HOW OFTEN TO REPLACE RUNNING SHOES?

You need to replace running shoes when they are worn out. Most runners wait far too long to do this and risk overuse injuries as a result. Running shoes should last between 400 and 600 miles, though this depends on your weight, how much you run, and the force you use to strike the ground. Heavy runners who pound the ground every day over long distances will wear out their footwear much quicker than a light jogger who runs once or twice a week. As you approach the “worn out” mileage mark, see how your shoes feel. If they leave your feet feeling fatigued, replace them.

Don’t wait until the tread on your soles is worn completely flat, or you’re seeing the midsole showing through the bottom, to replace running shoes. If you have pain in your lower limbs when you run, have them examined. 

HOW OFTEN SHOULD I REPLACE ORTHOTICS?

When to replace orthotics depends on the degree of wear and tear they’ve endured. These prescription support pieces are made with durable materials, but they do wear down over time. Running or exercising in your orthotics tends to break them down faster, too. A well-made pair is designed to last for several years. If yours are causing foot pain while wearing, it could be a sign that they need to be replaced. The insoles may be losing their shape and function. It is also possible for your feet to change over time. This affects how the support piece fits your foot and can cause discomfort. In either case, you will need to have your custom orthotics replaced.

If you’re concerned that you need new prescription inserts, contact us to make an appointment so that our doctors can examine and evaluate your feet to ensure that you have the custom orthotics you need. 

IS FOOT SURGERY PAINFUL?

Foot surgery itself is not painful. For any kind of procedure that involves opening the body, your foot will be treated with some kind of anesthetic. Often the anesthetic is localized—it only affects the specific area of your foot that is being treated. 
Any pain in the surgery process comes after the procedure is finished. Once the anesthetic wears off, you can feel the effects of the swelling and inflammation that follow a surgery. How painful this will be depends on you. If you have a low pain tolerance or your procedure was particularly complex, you may experience a fair amount of discomfort. A high pain tolerance and minor procedures may cause less pain. The surgeons at Plymouth Podiatry are pain management experts, so we will help you with a post-operative recovery plan designed to minimize your discomfort while you heal. If you believe you may need foot surgery or have any questions about your lower limbs, contact our offices for an appointment or more information. 

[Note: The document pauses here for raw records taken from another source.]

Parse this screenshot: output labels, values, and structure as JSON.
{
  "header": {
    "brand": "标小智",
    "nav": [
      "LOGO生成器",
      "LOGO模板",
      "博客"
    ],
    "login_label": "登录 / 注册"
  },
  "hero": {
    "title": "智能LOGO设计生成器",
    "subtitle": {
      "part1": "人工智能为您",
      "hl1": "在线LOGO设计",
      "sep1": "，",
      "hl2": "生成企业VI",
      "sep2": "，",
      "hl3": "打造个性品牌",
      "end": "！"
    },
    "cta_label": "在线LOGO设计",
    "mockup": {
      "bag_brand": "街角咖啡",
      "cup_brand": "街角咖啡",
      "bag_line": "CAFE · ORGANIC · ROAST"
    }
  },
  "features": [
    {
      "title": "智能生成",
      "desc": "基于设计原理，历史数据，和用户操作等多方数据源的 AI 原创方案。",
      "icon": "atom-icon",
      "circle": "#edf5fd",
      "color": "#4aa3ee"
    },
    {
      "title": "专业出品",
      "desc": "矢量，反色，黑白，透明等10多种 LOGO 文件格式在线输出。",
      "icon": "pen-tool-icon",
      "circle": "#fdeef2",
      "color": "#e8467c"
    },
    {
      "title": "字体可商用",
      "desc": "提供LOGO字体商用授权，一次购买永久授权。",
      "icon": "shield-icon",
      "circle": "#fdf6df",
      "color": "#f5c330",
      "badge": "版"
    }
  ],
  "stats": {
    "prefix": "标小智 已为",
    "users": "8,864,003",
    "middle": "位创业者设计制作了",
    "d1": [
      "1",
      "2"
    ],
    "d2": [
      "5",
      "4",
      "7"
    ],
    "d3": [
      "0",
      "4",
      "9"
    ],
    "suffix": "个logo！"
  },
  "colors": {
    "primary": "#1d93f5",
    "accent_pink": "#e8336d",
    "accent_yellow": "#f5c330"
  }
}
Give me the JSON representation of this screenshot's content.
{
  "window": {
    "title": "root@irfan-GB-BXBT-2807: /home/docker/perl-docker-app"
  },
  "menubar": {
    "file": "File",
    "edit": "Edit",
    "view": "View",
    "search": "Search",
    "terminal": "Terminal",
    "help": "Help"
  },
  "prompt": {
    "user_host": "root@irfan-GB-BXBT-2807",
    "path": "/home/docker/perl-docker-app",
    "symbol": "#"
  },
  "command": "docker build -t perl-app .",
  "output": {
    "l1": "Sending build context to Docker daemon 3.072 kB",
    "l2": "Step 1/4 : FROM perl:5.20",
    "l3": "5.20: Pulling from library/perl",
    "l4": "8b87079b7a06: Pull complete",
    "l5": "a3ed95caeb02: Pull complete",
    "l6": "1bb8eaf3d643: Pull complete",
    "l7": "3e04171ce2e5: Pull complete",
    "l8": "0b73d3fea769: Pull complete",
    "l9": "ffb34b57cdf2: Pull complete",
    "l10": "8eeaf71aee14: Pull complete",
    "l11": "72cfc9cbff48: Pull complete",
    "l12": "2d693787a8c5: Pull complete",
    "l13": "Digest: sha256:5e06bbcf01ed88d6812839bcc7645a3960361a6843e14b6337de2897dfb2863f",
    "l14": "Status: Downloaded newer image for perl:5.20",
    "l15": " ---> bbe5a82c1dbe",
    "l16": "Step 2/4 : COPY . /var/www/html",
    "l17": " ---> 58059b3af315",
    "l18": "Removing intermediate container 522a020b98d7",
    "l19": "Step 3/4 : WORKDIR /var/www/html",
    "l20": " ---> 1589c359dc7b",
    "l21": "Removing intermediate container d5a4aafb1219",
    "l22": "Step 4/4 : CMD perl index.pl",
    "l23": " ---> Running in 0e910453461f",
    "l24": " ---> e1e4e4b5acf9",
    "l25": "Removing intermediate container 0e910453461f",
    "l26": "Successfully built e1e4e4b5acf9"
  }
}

HOW OFTEN SHOULD A DIABETIC FOOT BE CHECKED?

Quality, invested foot care is one of the most important aspects of living with diabetes, so having a regular diabetic foot check-up is essential. You need an experienced professional, like our physicians Plymouth Podiatry, to do a complete inspection of your lower limbs at least once a year. If you have severe diabetic foot complications, you may need to be seen more often. We are also accepting routine nail care patients. 

Even though your full check-up should be once a year with your doctor, you should also be doing self-checks every day. This allows you to catch abnormal changes early and get prompt help before the problem deteriorates. If you have diabetes, Plymouth Podiatry’s skilled and experienced staff help you manage your condition. 

HOW DO I SAFELY KEEP MY FEET WARM?

If you have diabetes, poor circulation can make your toes feel cold, but you need to take extra care when warming diabetic feet. This is because nerve damage, is often associated with the disease. Diabetic neuropathy damages the nerves in your feet, leaving you unable to realize if a heating pad or bath water is too hot— and you could end up getting burned.  The safest way of keeping diabetic feet warm is to wear a toasty pair of socks made of moisture –wicking materials. Then, slip your stocking feet into some comfy slippers for added warmth, and protection. A little massage or activity will get your blood flowing, and that helps too.